Heavy rain pounding a fading-dark this early Friday on California’s north coast, a near-literal river of water started last night, been going ever since — supposedly, more than two inches today, a foot maybe overall through Sunday.
And freakin’ windy, too — gusts of more than 40 mph could be expected today, with the bluster coming in weather-line ‘pulses.’
Another ‘atmospheric rivers‘ rainstorm episode, but this one highly watched.
Science writer Bob Henson at WunderBlog this morning: ‘The impending AR will likely be the most intensely observed in weather history, thanks to an armada of instruments deployed across California and the Northeast Pacific for the CalWater 2015 study.’
(Illustration: Pablo Picasso’s ‘Weeping Woman,’ found here).
Odd-like rain patterns — last month was dry as shit all along the northern California coast. In fact, San Francisco posted the driest January in its recorded history. And now early in February, a pineapple-expressed river of water.
Henson notes this particular system:
Water vapor at the core of the AR is at more than 200 percent of average seasonal values.
Wind gusts may exceed 60 mph near the coast and at high altitudes.
Even stronger gusts above 100 mph are possible along the crest of the Sierra; high wind warnings have also been posted for the range’s eastern slope, where mountain-wave features could produce gusts of 60-80 mph.
Rain is one thing, wind is way-another. I never really feel comfortable with wind howling, living too long in tornado country back east, maybe.
These storms are indeed called ‘rivers‘ for good reason — moisture comes funneling out of the warm southern Pacific as if in one continuous flow, no breaks or recess time in the falling rain, from sprinkle to downpour. Day and night, and for days at a time.
Meanwhile, our normal, conventional rainstorms here usually come from the north, out of the Gulf of Alaska, or the Bering Sea, or somewhere up there, and although there’s much more of a chill in the air, these systems have breaks, small islands of sometimes clear, sparkling sunshine in the midst of the weather cells. In spring and summer (or even all seasons), these breaks can be incredibly beautiful, stunning to the senses.
Yet in all these buckets of rivers of rain, the California drought won’t really benefit — via Scientific American, also this morning:
But while the rain is a welcome change, the fact that it has been so dry means that “the soil and the ground is going to soak up a lot of this water,” and reservoirs won’t benefit as much as if it had been a normal, wetter winter before this, White said.
Another downside is that the storm is very warm, as it is pulling moisture from the tropics near Hawaii, so any snow that falls will only be at high elevations in the Sierra Nevada range.
The snowpack that accumulates in the winter months is a critical part of California’s water supply, slowly melting and refilling reservoirs in the spring and summer, and it is needed across a wider swath of the mountains.
“Sierra snowpack will likely remain near record low values even after heavy precipitation (mostly as rain) this weekend,” Daniel Swain, a Stanford University PhD student who studies extreme weather events, said.

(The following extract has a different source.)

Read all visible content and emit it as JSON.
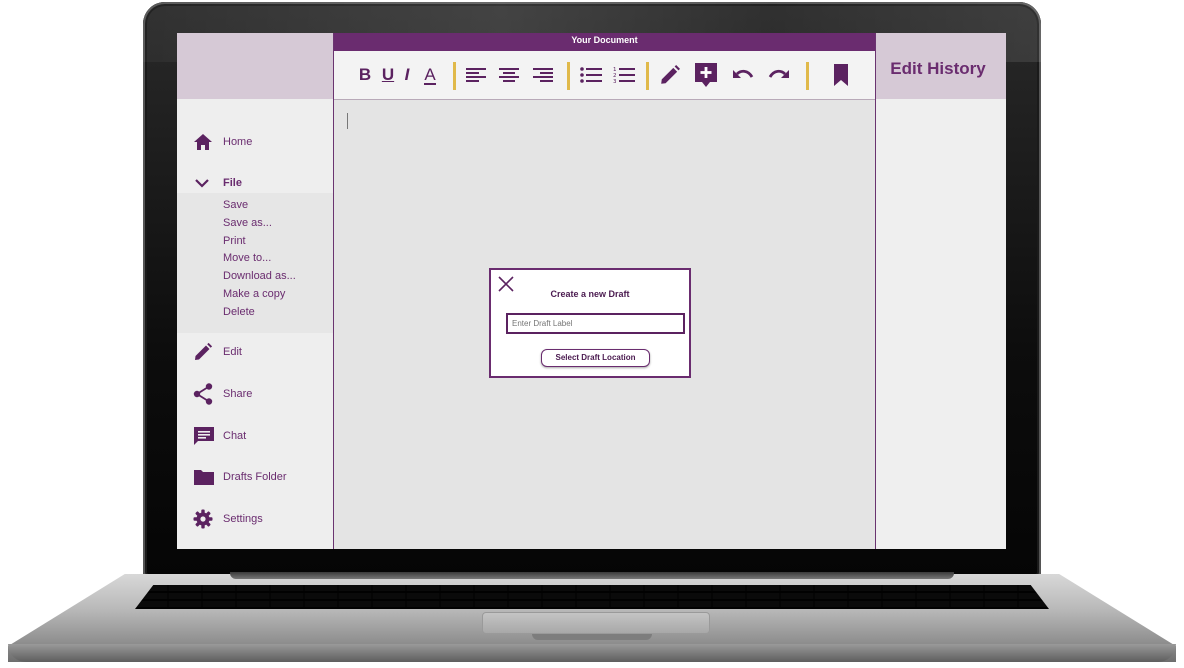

Outlandishly, nature is pissing on us and calling it rain. The process, though, was created and fed within a feedback loop, originating with us shitting on nature, and calling it…sunshine.